## Work instruction
Please output each line of the data exactly as it appears.

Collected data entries
────────────────

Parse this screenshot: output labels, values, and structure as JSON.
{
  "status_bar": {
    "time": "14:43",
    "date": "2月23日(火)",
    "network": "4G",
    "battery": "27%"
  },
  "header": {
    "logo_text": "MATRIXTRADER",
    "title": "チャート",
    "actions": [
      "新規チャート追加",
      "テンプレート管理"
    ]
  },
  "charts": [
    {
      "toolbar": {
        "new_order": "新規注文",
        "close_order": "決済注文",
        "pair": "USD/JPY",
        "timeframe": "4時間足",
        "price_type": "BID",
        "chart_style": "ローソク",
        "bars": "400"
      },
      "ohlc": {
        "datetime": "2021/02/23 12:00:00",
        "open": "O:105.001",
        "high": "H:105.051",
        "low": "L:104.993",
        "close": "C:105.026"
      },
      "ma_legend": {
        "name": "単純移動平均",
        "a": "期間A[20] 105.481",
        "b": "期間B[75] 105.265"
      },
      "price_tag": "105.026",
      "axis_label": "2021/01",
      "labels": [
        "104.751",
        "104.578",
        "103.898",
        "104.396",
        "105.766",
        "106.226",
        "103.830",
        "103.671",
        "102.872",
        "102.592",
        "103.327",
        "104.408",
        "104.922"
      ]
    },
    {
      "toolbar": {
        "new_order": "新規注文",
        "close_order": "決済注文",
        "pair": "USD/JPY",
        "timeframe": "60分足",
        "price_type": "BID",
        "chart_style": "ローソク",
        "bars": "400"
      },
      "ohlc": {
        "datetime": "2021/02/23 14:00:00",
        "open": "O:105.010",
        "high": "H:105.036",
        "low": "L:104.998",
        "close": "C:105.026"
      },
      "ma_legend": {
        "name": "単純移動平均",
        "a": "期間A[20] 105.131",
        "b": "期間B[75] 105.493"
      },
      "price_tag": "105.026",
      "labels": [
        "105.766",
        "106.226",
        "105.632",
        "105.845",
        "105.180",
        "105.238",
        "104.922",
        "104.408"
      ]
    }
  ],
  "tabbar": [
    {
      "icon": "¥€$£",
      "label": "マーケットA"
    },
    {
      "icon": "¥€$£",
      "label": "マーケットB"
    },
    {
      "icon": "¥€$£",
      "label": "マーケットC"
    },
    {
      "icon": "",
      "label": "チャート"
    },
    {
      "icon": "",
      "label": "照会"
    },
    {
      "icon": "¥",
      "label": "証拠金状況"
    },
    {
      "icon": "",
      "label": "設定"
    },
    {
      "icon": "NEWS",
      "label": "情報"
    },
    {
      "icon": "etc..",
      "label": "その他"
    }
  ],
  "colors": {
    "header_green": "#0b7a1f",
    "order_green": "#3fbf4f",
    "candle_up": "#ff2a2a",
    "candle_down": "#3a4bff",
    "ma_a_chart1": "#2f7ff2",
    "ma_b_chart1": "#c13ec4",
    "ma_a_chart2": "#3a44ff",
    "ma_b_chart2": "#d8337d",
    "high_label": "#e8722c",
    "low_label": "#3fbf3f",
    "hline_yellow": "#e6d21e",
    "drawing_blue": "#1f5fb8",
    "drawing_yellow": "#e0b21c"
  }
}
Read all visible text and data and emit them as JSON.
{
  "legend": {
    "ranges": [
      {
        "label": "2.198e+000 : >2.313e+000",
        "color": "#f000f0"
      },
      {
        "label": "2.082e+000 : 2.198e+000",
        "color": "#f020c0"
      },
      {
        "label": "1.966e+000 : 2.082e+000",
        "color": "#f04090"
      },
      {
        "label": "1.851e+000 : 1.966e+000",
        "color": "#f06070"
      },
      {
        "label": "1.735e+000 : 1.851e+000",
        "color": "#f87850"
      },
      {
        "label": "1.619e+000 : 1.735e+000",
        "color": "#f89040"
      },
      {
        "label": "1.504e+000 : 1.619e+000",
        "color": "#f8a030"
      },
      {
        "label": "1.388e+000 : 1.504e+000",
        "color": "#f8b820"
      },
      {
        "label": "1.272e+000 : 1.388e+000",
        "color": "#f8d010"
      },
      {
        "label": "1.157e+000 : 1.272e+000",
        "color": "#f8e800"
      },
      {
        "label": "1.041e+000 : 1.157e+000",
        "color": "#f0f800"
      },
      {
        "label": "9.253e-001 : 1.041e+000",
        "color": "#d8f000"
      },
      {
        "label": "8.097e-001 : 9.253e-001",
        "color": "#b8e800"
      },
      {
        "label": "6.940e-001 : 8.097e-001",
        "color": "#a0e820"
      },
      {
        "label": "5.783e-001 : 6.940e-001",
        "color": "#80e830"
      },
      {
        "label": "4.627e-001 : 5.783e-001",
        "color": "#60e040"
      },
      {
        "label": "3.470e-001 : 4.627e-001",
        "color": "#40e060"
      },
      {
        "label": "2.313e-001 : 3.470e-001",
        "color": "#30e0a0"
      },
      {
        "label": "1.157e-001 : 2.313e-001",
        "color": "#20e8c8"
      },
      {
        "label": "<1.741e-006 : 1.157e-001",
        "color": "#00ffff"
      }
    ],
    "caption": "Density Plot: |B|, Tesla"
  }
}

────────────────

## Exercise solution
Parse this screenshot: output labels, values, and structure as JSON.
{
  "status_bar": {
    "time": "14:43",
    "date": "2月23日(火)",
    "network": "4G",
    "battery": "27%"
  },
  "header": {
    "logo_text": "MATRIXTRADER",
    "title": "チャート",
    "actions": [
      "新規チャート追加",
      "テンプレート管理"
    ]
  },
  "charts": [
    {
      "toolbar": {
        "new_order": "新規注文",
        "close_order": "決済注文",
        "pair": "USD/JPY",
        "timeframe": "4時間足",
        "price_type": "BID",
        "chart_style": "ローソク",
        "bars": "400"
      },
      "ohlc": {
        "datetime": "2021/02/23 12:00:00",
        "open": "O:105.001",
        "high": "H:105.051",
        "low": "L:104.993",
        "close": "C:105.026"
      },
      "ma_legend": {
        "name": "単純移動平均",
        "a": "期間A[20] 105.481",
        "b": "期間B[75] 105.265"
      },
      "price_tag": "105.026",
      "axis_label": "2021/01",
      "labels": [
        "104.751",
        "104.578",
        "103.898",
        "104.396",
        "105.766",
        "106.226",
        "103.830",
        "103.671",
        "102.872",
        "102.592",
        "103.327",
        "104.408",
        "104.922"
      ]
    },
    {
      "toolbar": {
        "new_order": "新規注文",
        "close_order": "決済注文",
        "pair": "USD/JPY",
        "timeframe": "60分足",
        "price_type": "BID",
        "chart_style": "ローソク",
        "bars": "400"
      },
      "ohlc": {
        "datetime": "2021/02/23 14:00:00",
        "open": "O:105.010",
        "high": "H:105.036",
        "low": "L:104.998",
        "close": "C:105.026"
      },
      "ma_legend": {
        "name": "単純移動平均",
        "a": "期間A[20] 105.131",
        "b": "期間B[75] 105.493"
      },
      "price_tag": "105.026",
      "labels": [
        "105.766",
        "106.226",
        "105.632",
        "105.845",
        "105.180",
        "105.238",
        "104.922",
        "104.408"
      ]
    }
  ],
  "tabbar": [
    {
      "icon": "¥€$£",
      "label": "マーケットA"
    },
    {
      "icon": "¥€$£",
      "label": "マーケットB"
    },
    {
      "icon": "¥€$£",
      "label": "マーケットC"
    },
    {
      "icon": "",
      "label": "チャート"
    },
    {
      "icon": "",
      "label": "照会"
    },
    {
      "icon": "¥",
      "label": "証拠金状況"
    },
    {
      "icon": "",
      "label": "設定"
    },
    {
      "icon": "NEWS",
      "label": "情報"
    },
    {
      "icon": "etc..",
      "label": "その他"
    }
  ],
  "colors": {
    "header_green": "#0b7a1f",
    "order_green": "#3fbf4f",
    "candle_up": "#ff2a2a",
    "candle_down": "#3a4bff",
    "ma_a_chart1": "#2f7ff2",
    "ma_b_chart1": "#c13ec4",
    "ma_a_chart2": "#3a44ff",
    "ma_b_chart2": "#d8337d",
    "high_label": "#e8722c",
    "low_label": "#3fbf3f",
    "hline_yellow": "#e6d21e",
    "drawing_blue": "#1f5fb8",
    "drawing_yellow": "#e0b21c"
  }
}
Read all visible text and data and emit them as JSON.
{
  "legend": {
    "ranges": [
      {
        "label": "2.198e+000 : >2.313e+000",
        "color": "#f000f0"
      },
      {
        "label": "2.082e+000 : 2.198e+000",
        "color": "#f020c0"
      },
      {
        "label": "1.966e+000 : 2.082e+000",
        "color": "#f04090"
      },
      {
        "label": "1.851e+000 : 1.966e+000",
        "color": "#f06070"
      },
      {
        "label": "1.735e+000 : 1.851e+000",
        "color": "#f87850"
      },
      {
        "label": "1.619e+000 : 1.735e+000",
        "color": "#f89040"
      },
      {
        "label": "1.504e+000 : 1.619e+000",
        "color": "#f8a030"
      },
      {
        "label": "1.388e+000 : 1.504e+000",
        "color": "#f8b820"
      },
      {
        "label": "1.272e+000 : 1.388e+000",
        "color": "#f8d010"
      },
      {
        "label": "1.157e+000 : 1.272e+000",
        "color": "#f8e800"
      },
      {
        "label": "1.041e+000 : 1.157e+000",
        "color": "#f0f800"
      },
      {
        "label": "9.253e-001 : 1.041e+000",
        "color": "#d8f000"
      },
      {
        "label": "8.097e-001 : 9.253e-001",
        "color": "#b8e800"
      },
      {
        "label": "6.940e-001 : 8.097e-001",
        "color": "#a0e820"
      },
      {
        "label": "5.783e-001 : 6.940e-001",
        "color": "#80e830"
      },
      {
        "label": "4.627e-001 : 5.783e-001",
        "color": "#60e040"
      },
      {
        "label": "3.470e-001 : 4.627e-001",
        "color": "#40e060"
      },
      {
        "label": "2.313e-001 : 3.470e-001",
        "color": "#30e0a0"
      },
      {
        "label": "1.157e-001 : 2.313e-001",
        "color": "#20e8c8"
      },
      {
        "label": "<1.741e-006 : 1.157e-001",
        "color": "#00ffff"
      }
    ],
    "caption": "Density Plot: |B|, Tesla"
  }
}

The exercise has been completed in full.